Depletion of MarvelD3 in Caco-2 cells resulted in an increase in TER but did not affect permeability to fluorescent dextran tracers. Since occludin overexpression was previously observed to increase TER , we wondered whether the increased TER observed in the present study could be attributable to elevated levels of occludin expression. Immunoblotting cell lysates from MarvelD3 knockdown cells however showed occludin levels, as well as levels of ZO-1, ZO-2 and ZO-3, to be unchanged. Neither did we observe any significant changes in the distribution of these proteins by immunofluorescence. However, at this point it cannot be excluded that more subtle changes in occludin distribution might have caused the increase in TER. Occludin knockdown has been shown to reduce expression levels of claudins 1 and 7 and increase levels of claudins 3 and 4 in MDCK cells . Given the importance of claudin family members for paracellular ion permeability [12–14], it is possible that MarvelD3 depletion affected claudin expression or function; though we have not been able to detect differences in claudin-1 expression. However, it is possible that other claudins are affected or that claudin activity is regulated by MarvelD3.

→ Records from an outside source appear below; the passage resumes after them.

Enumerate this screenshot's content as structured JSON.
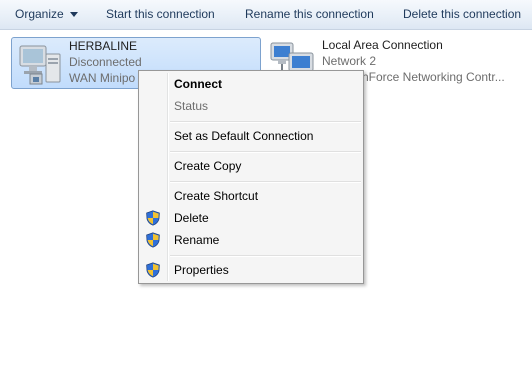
{
  "toolbar": {
    "organize": "Organize",
    "start": "Start this connection",
    "rename": "Rename this connection",
    "delete": "Delete this connection"
  },
  "connections": [
    {
      "name": "HERBALINE",
      "status": "Disconnected",
      "device": "WAN Minipo",
      "icon": "dialup-computer-icon"
    },
    {
      "name": "Local Area Connection",
      "status": "Network  2",
      "device": "nForce Networking Contr...",
      "icon": "network-computers-icon"
    }
  ],
  "menu": {
    "connect": "Connect",
    "status": "Status",
    "set_default": "Set as Default Connection",
    "create_copy": "Create Copy",
    "create_shortcut": "Create Shortcut",
    "delete": "Delete",
    "rename": "Rename",
    "properties": "Properties"
  }
}
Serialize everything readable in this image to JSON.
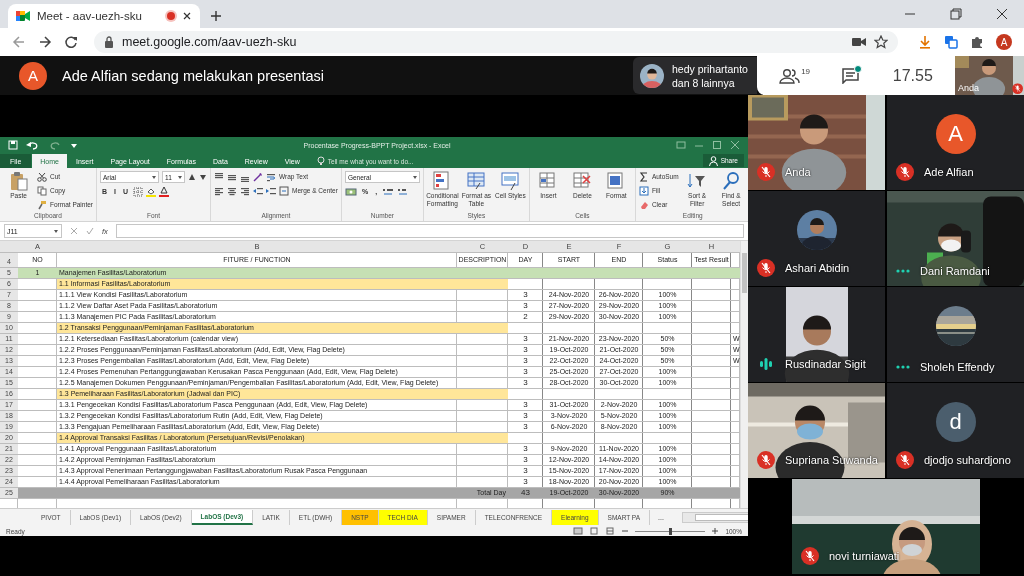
{
  "browser": {
    "tab_title": "Meet - aav-uezh-sku",
    "recording": true,
    "url": "meet.google.com/aav-uezh-sku",
    "profile_initial": "A"
  },
  "meeting": {
    "presenter_initial": "A",
    "presenter_text": "Ade Alfian sedang melakukan presentasi",
    "guest_name": "hedy prihartanto",
    "guest_others": "dan 8 lainnya",
    "people_count": "19",
    "chat_unread": true,
    "time": "17.55",
    "self_view": {
      "name": "Anda",
      "muted": true
    }
  },
  "excel": {
    "title": "Procentase Progress-BPPT Project.xlsx - Excel",
    "ribbon_tabs": [
      {
        "label": "File",
        "kind": "file",
        "selected": false
      },
      {
        "label": "Home",
        "kind": "tab",
        "selected": true
      },
      {
        "label": "Insert",
        "kind": "tab",
        "selected": false
      },
      {
        "label": "Page Layout",
        "kind": "tab",
        "selected": false
      },
      {
        "label": "Formulas",
        "kind": "tab",
        "selected": false
      },
      {
        "label": "Data",
        "kind": "tab",
        "selected": false
      },
      {
        "label": "Review",
        "kind": "tab",
        "selected": false
      },
      {
        "label": "View",
        "kind": "tab",
        "selected": false
      }
    ],
    "tell_me": "Tell me what you want to do...",
    "share": "Share",
    "ribbon_groups": [
      {
        "label": "Clipboard",
        "items": [
          {
            "kind": "large",
            "label": "Paste"
          },
          {
            "kind": "stack",
            "lines": [
              [
                {
                  "kind": "small",
                  "label": "Cut"
                }
              ],
              [
                {
                  "kind": "small",
                  "label": "Copy"
                }
              ],
              [
                {
                  "kind": "small",
                  "label": "Format Painter"
                }
              ]
            ]
          }
        ]
      },
      {
        "label": "Font",
        "items": [
          {
            "kind": "stack",
            "lines": [
              [
                {
                  "kind": "combo",
                  "value": "Arial"
                },
                {
                  "kind": "combo",
                  "value": "11"
                },
                {
                  "kind": "icon"
                },
                {
                  "kind": "icon"
                }
              ],
              [
                {
                  "kind": "toggle",
                  "label": "B"
                },
                {
                  "kind": "toggle",
                  "label": "I"
                },
                {
                  "kind": "toggle",
                  "label": "U"
                },
                {
                  "kind": "icon"
                },
                {
                  "kind": "icon"
                },
                {
                  "kind": "icon"
                }
              ]
            ]
          }
        ]
      },
      {
        "label": "Alignment",
        "items": [
          {
            "kind": "stack",
            "lines": [
              [
                {
                  "kind": "icon"
                },
                {
                  "kind": "icon"
                },
                {
                  "kind": "icon"
                },
                {
                  "kind": "icon"
                },
                {
                  "kind": "small",
                  "label": "Wrap Text"
                }
              ],
              [
                {
                  "kind": "icon"
                },
                {
                  "kind": "icon"
                },
                {
                  "kind": "icon"
                },
                {
                  "kind": "icon"
                },
                {
                  "kind": "icon"
                },
                {
                  "kind": "small",
                  "label": "Merge & Center"
                }
              ]
            ]
          }
        ]
      },
      {
        "label": "Number",
        "items": [
          {
            "kind": "stack",
            "lines": [
              [
                {
                  "kind": "combo",
                  "value": "General"
                }
              ],
              [
                {
                  "kind": "icon"
                },
                {
                  "kind": "toggle",
                  "label": "%"
                },
                {
                  "kind": "toggle",
                  "label": ","
                },
                {
                  "kind": "icon"
                },
                {
                  "kind": "icon"
                }
              ]
            ]
          }
        ]
      },
      {
        "label": "Styles",
        "items": [
          {
            "kind": "large",
            "label": "Conditional Formatting"
          },
          {
            "kind": "large",
            "label": "Format as Table"
          },
          {
            "kind": "large",
            "label": "Cell Styles"
          }
        ]
      },
      {
        "label": "Cells",
        "items": [
          {
            "kind": "large",
            "label": "Insert"
          },
          {
            "kind": "large",
            "label": "Delete"
          },
          {
            "kind": "large",
            "label": "Format"
          }
        ]
      },
      {
        "label": "Editing",
        "items": [
          {
            "kind": "stack",
            "lines": [
              [
                {
                  "kind": "small",
                  "label": "AutoSum"
                }
              ],
              [
                {
                  "kind": "small",
                  "label": "Fill"
                }
              ],
              [
                {
                  "kind": "small",
                  "label": "Clear"
                }
              ]
            ]
          },
          {
            "kind": "large",
            "label": "Sort & Filter"
          },
          {
            "kind": "large",
            "label": "Find & Select"
          }
        ]
      }
    ],
    "name_box": "J11",
    "function_label": "fx",
    "columns": [
      "A",
      "B",
      "C",
      "D",
      "E",
      "F",
      "G",
      "H"
    ],
    "header_row": {
      "row": "4",
      "cells": [
        "NO",
        "FITURE / FUNCTION",
        "DESCRIPTION",
        "DAY",
        "START",
        "END",
        "Status",
        "Test Result"
      ]
    },
    "rows": [
      {
        "row": "5",
        "kind": "group",
        "no": "1",
        "function": "Manajemen Fasilitas/Laboratorium"
      },
      {
        "row": "6",
        "kind": "section",
        "function": "1.1 Informasi Fasilitas/Laboratorium"
      },
      {
        "row": "7",
        "kind": "item",
        "function": "1.1.1 View  Kondisi Fasilitas/Laboratorium",
        "day": "3",
        "start": "24-Nov-2020",
        "end": "26-Nov-2020",
        "status": "100%"
      },
      {
        "row": "8",
        "kind": "item",
        "function": "1.1.2 View  Daftar Aset Pada Fasilitas/Laboratorium",
        "day": "3",
        "start": "27-Nov-2020",
        "end": "29-Nov-2020",
        "status": "100%"
      },
      {
        "row": "9",
        "kind": "item",
        "function": "1.1.3 Manajemen PIC Pada Fasilitas/Laboratorium",
        "day": "2",
        "start": "29-Nov-2020",
        "end": "30-Nov-2020",
        "status": "100%"
      },
      {
        "row": "10",
        "kind": "section",
        "function": "1.2 Transaksi Penggunaan/Peminjaman Fasilitas/Laboratorium"
      },
      {
        "row": "11",
        "kind": "item",
        "function": "1.2.1 Ketersediaan Fasilitas/Laboratorium (calendar view)",
        "day": "3",
        "start": "21-Nov-2020",
        "end": "23-Nov-2020",
        "status": "50%",
        "column_9": "W"
      },
      {
        "row": "12",
        "kind": "item",
        "function": "1.2.2 Proses Penggunaan/Peminjaman Fasilitas/Laboratorium (Add, Edit, View, Flag Delete)",
        "day": "3",
        "start": "19-Oct-2020",
        "end": "21-Oct-2020",
        "status": "50%",
        "column_9": "W"
      },
      {
        "row": "13",
        "kind": "item",
        "function": "1.2.3 Proses Pengembalian Fasilitas/Laboratorium (Add, Edit, View, Flag Delete)",
        "day": "3",
        "start": "22-Oct-2020",
        "end": "24-Oct-2020",
        "status": "50%",
        "column_9": "W"
      },
      {
        "row": "14",
        "kind": "item",
        "function": "1.2.4 Proses Pemenuhan Pertanggungjawaban Kerusakan Pasca Penggunaan (Add, Edit, View, Flag Delete)",
        "day": "3",
        "start": "25-Oct-2020",
        "end": "27-Oct-2020",
        "status": "100%"
      },
      {
        "row": "15",
        "kind": "item",
        "function": "1.2.5 Manajemen Dokumen Penggunaan/Peminjaman/Pengembalian Fasilitas/Laboratorium (Add, Edit, View, Flag Delete)",
        "day": "3",
        "start": "28-Oct-2020",
        "end": "30-Oct-2020",
        "status": "100%"
      },
      {
        "row": "16",
        "kind": "section",
        "function": "1.3 Pemeliharaan Fasilitas/Laboratorium (Jadwal dan PIC)"
      },
      {
        "row": "17",
        "kind": "item",
        "function": "1.3.1 Pengecekan Kondisi Fasilitas/Laboratorium Pasca Penggunaan (Add, Edit, View, Flag Delete)",
        "day": "3",
        "start": "31-Oct-2020",
        "end": "2-Nov-2020",
        "status": "100%"
      },
      {
        "row": "18",
        "kind": "item",
        "function": "1.3.2 Pengecekan Kondisi Fasilitas/Laboratorium Rutin (Add, Edit, View, Flag Delete)",
        "day": "3",
        "start": "3-Nov-2020",
        "end": "5-Nov-2020",
        "status": "100%"
      },
      {
        "row": "19",
        "kind": "item",
        "function": "1.3.3 Pengajuan Pemeliharaan Fasilitas/Laboratorium (Add, Edit, View, Flag Delete)",
        "day": "3",
        "start": "6-Nov-2020",
        "end": "8-Nov-2020",
        "status": "100%"
      },
      {
        "row": "20",
        "kind": "section",
        "function": "1.4 Approval Transaksi Fasilitas / Laboratorium (Persetujuan/Revisi/Penolakan)"
      },
      {
        "row": "21",
        "kind": "item",
        "function": "1.4.1 Approval Penggunaan Fasilitas/Laboratorium",
        "day": "3",
        "start": "9-Nov-2020",
        "end": "11-Nov-2020",
        "status": "100%"
      },
      {
        "row": "22",
        "kind": "item",
        "function": "1.4.2 Approval Peminjaman Fasilitas/Laboratorium",
        "day": "3",
        "start": "12-Nov-2020",
        "end": "14-Nov-2020",
        "status": "100%"
      },
      {
        "row": "23",
        "kind": "item",
        "function": "1.4.3 Approval Penerimaan Pertanggungjawaban Fasilitas/Laboratorium Rusak Pasca Penggunaan",
        "day": "3",
        "start": "15-Nov-2020",
        "end": "17-Nov-2020",
        "status": "100%"
      },
      {
        "row": "24",
        "kind": "item",
        "function": "1.4.4 Approval Pemeliharaan Fasilitas/Laboratorium",
        "day": "3",
        "start": "18-Nov-2020",
        "end": "20-Nov-2020",
        "status": "100%"
      },
      {
        "row": "25",
        "kind": "total",
        "description": "Total Day",
        "day": "43",
        "start": "19-Oct-2020",
        "end": "30-Nov-2020",
        "status": "90%"
      }
    ],
    "sheet_tabs": [
      {
        "label": "PIVOT",
        "selected": false
      },
      {
        "label": "LabOS (Dev1)",
        "selected": false
      },
      {
        "label": "LabOS (Dev2)",
        "selected": false
      },
      {
        "label": "LabOS (Dev3)",
        "selected": true
      },
      {
        "label": "LATIK",
        "selected": false
      },
      {
        "label": "ETL (DWH)",
        "selected": false
      },
      {
        "label": "NSTP",
        "selected": false,
        "color": "#ffc000"
      },
      {
        "label": "TECH DIA",
        "selected": false,
        "color": "#ffff00"
      },
      {
        "label": "SIPAMER",
        "selected": false
      },
      {
        "label": "TELECONFRENCE",
        "selected": false
      },
      {
        "label": "Elearning",
        "selected": false,
        "color": "#ffff00"
      },
      {
        "label": "SMART PA",
        "selected": false
      }
    ],
    "more_tabs": "...",
    "status": "Ready",
    "zoom": {
      "label": "100%",
      "level": 0.5
    }
  },
  "participants": [
    {
      "name": "Anda",
      "muted": true,
      "speaking": false,
      "kind": "video"
    },
    {
      "name": "Ade Alfian",
      "muted": true,
      "speaking": false,
      "kind": "letter",
      "letter": "A",
      "color": "#e8572a"
    },
    {
      "name": "Ashari Abidin",
      "muted": true,
      "speaking": false
    },
    {
      "name": "Dani Ramdani",
      "muted": false,
      "speaking": false,
      "kind": "video"
    },
    {
      "name": "Rusdinadar Sigit",
      "muted": false,
      "speaking": true,
      "kind": "video"
    },
    {
      "name": "Sholeh Effendy",
      "muted": false,
      "speaking": false
    },
    {
      "name": "Supriana Suwanda",
      "muted": true,
      "speaking": false,
      "kind": "video"
    },
    {
      "name": "djodjo suhardjono",
      "muted": true,
      "speaking": false,
      "kind": "letter",
      "letter": "d",
      "color": "#4b5e6d"
    },
    {
      "name": "novi turniawati",
      "muted": true,
      "speaking": false,
      "kind": "video"
    }
  ]
}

MarvelD3 shows distant structural similarity to occludin. Occludin and tricellulin are located in tandem on human chromosome 5 and it has been speculated that they may have arisen from gene duplication during phylogenetic evolution . In contrast, MarvelD3 is located on chromosome 16 but is also expressed by all vertebrates, including birds, fish, amphibians and mammals. In contrast to occludin and tricellulin, all known isoforms and variants of MarvelD3 have short C-terminal cytoplasmic domains that are also distinct from each other. It is therefore unlikely that they are able to interact with ZO-1 as those of occludin and tricellulin do [38, 43]. In contrast, the N-terminal domain of MarvelD3, which is shared by both isoforms, is long in comparison to that of occludin. Intriguingly, the N-terminal domain of MarvelD3 is not as well conserved as the rest of the protein; however, it contains regions that are better conserved than others, which might be of functional relevance. In the case of occludin, this domain is thought to have a regulatory function and interacts with a ubiquitin ligase [32, 54]. As the N-terminal domains of tight junction-associated Marvel domain proteins are distinct in length and structure, they might provide structural links to different types of junctional regulatory mechanisms.